RECORDS FOR THE TASK START

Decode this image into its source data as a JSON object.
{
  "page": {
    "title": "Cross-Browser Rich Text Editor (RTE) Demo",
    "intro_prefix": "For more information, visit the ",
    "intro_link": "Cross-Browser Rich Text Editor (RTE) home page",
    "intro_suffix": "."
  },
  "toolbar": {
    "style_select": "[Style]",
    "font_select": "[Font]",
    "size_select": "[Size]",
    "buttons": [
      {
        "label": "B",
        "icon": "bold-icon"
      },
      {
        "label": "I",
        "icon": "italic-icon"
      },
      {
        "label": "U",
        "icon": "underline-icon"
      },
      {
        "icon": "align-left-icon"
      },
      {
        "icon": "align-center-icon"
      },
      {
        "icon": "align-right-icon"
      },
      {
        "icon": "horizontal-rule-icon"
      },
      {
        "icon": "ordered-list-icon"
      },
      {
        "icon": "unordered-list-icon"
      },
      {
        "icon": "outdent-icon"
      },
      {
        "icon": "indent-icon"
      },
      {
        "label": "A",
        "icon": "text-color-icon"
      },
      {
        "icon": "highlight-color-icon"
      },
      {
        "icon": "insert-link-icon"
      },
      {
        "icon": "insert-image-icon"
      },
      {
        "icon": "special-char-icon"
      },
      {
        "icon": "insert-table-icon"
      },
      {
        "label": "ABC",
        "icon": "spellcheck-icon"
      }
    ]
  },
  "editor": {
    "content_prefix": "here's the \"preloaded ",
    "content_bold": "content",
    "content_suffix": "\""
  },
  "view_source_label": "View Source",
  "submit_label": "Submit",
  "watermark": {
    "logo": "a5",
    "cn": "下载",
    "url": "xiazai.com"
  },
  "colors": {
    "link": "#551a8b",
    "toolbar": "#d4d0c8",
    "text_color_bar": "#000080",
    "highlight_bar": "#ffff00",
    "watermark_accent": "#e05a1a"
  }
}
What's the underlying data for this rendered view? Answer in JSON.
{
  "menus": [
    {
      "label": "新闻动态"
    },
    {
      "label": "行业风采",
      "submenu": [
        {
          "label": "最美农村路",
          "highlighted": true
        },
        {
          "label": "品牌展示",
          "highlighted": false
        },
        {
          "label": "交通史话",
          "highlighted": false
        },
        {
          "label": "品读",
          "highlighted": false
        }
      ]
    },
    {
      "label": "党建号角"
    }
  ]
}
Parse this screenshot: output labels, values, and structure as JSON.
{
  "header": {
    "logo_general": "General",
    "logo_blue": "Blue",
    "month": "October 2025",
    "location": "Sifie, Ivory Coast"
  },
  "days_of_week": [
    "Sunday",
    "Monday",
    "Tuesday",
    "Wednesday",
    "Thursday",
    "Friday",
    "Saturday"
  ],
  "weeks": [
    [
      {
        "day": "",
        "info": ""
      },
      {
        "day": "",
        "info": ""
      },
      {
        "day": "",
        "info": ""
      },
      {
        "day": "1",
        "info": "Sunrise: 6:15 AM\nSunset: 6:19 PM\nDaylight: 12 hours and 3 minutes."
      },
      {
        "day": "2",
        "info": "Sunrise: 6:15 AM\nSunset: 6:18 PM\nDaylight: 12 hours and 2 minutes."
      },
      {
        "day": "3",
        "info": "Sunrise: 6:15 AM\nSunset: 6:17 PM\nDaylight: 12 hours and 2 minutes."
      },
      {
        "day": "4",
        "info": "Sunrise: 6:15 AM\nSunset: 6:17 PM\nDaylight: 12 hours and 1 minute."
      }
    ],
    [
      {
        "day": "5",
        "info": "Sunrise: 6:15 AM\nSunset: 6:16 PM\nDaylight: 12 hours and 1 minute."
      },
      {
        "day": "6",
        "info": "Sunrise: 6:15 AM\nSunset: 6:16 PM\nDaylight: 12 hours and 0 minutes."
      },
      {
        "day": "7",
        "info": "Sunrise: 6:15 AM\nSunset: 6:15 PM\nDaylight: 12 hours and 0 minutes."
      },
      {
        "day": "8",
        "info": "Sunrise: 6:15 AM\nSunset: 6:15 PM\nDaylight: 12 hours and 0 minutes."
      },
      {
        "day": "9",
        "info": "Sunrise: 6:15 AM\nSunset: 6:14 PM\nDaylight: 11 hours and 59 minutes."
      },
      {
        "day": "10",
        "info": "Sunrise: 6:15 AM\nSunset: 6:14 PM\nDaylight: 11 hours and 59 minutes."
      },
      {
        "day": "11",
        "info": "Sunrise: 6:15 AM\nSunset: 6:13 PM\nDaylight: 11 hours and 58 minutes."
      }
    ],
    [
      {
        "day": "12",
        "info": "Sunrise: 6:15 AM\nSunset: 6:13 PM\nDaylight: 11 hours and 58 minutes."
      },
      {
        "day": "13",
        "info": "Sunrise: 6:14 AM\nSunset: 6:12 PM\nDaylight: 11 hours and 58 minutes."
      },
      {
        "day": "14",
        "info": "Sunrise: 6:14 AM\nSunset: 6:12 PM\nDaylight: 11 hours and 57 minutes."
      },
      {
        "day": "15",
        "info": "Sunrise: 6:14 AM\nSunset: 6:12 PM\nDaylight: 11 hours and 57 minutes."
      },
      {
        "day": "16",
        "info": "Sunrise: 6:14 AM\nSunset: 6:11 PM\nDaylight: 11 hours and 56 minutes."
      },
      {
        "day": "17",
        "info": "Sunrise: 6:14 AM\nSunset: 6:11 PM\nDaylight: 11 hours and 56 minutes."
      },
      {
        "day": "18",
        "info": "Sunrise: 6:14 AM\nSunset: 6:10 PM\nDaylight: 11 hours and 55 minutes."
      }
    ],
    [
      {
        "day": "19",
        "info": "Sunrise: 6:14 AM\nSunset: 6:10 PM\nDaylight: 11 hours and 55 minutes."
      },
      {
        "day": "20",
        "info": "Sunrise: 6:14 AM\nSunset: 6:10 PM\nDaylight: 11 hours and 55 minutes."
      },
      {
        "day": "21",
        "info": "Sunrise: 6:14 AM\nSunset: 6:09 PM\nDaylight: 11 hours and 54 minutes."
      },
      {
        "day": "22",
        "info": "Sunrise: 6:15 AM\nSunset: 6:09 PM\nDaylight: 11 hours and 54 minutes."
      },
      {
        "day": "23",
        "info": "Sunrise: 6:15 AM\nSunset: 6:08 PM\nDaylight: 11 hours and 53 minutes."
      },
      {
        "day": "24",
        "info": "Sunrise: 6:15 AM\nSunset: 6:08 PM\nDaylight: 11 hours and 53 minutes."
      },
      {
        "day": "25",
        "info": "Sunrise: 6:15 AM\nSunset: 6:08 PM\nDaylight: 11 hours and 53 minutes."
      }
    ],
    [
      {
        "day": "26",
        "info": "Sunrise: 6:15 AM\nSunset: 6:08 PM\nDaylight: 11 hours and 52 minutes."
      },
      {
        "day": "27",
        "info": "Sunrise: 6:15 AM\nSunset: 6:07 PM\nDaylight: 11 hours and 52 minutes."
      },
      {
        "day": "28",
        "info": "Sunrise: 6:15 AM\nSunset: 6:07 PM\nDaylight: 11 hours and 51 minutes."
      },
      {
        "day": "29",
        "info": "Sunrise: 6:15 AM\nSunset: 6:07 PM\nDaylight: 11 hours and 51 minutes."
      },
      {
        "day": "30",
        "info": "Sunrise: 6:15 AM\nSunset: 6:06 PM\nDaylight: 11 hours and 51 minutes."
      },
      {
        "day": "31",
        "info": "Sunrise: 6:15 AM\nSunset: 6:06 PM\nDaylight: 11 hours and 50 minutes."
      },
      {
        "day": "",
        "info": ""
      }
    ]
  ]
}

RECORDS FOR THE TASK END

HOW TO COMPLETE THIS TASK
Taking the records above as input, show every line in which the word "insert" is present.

TASK RESPONSE
        "icon": "insert-link-icon"
        "icon": "insert-image-icon"
        "icon": "insert-table-icon"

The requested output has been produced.